#### HOW TO COMPLETE THIS TASK
Pull out every line below that holds the word "name".

*** Block opens ***

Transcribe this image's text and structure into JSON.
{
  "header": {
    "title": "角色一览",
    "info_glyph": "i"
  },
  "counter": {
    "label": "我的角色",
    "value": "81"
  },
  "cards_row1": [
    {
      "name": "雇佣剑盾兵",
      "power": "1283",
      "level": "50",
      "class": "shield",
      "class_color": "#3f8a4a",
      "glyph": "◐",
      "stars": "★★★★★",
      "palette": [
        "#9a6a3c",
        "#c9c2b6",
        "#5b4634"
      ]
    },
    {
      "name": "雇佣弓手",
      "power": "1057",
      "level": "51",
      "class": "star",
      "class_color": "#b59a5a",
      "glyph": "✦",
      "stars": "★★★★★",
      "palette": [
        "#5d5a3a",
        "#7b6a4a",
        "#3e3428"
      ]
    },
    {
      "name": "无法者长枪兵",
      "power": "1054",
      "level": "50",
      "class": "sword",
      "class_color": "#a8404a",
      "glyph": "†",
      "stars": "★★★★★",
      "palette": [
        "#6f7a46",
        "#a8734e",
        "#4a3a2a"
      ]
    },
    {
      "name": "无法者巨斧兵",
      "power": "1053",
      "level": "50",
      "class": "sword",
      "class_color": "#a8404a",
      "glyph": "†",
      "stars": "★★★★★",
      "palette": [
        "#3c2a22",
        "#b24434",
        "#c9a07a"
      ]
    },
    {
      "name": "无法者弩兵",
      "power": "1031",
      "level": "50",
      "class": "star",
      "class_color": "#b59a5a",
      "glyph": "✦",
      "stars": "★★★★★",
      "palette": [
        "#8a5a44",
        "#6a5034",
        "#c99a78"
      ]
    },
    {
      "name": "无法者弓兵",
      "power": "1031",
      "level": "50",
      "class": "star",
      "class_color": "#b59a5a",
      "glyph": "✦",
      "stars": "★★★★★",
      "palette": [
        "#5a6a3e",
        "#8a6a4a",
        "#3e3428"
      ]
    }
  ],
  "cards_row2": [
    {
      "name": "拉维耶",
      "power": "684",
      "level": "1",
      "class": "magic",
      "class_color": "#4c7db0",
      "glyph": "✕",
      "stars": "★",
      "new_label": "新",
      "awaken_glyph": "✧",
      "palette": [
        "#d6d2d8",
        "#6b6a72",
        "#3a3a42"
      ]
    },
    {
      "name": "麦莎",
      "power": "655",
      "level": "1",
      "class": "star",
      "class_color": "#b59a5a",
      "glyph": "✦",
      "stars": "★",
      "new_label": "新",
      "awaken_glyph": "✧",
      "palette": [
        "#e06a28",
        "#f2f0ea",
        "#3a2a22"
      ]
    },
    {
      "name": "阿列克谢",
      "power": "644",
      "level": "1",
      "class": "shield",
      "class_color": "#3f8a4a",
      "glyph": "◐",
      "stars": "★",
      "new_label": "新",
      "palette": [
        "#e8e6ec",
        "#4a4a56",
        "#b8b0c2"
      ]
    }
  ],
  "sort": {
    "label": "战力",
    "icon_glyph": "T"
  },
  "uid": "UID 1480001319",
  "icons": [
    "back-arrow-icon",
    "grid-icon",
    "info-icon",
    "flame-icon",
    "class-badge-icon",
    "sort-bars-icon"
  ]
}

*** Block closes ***

#### TASK RESPONSE
      "name": "雇佣剑盾兵",
      "name": "雇佣弓手",
      "name": "无法者长枪兵",
      "name": "无法者巨斧兵",
      "name": "无法者弩兵",
      "name": "无法者弓兵",
      "name": "拉维耶",
      "name": "麦莎",
      "name": "阿列克谢",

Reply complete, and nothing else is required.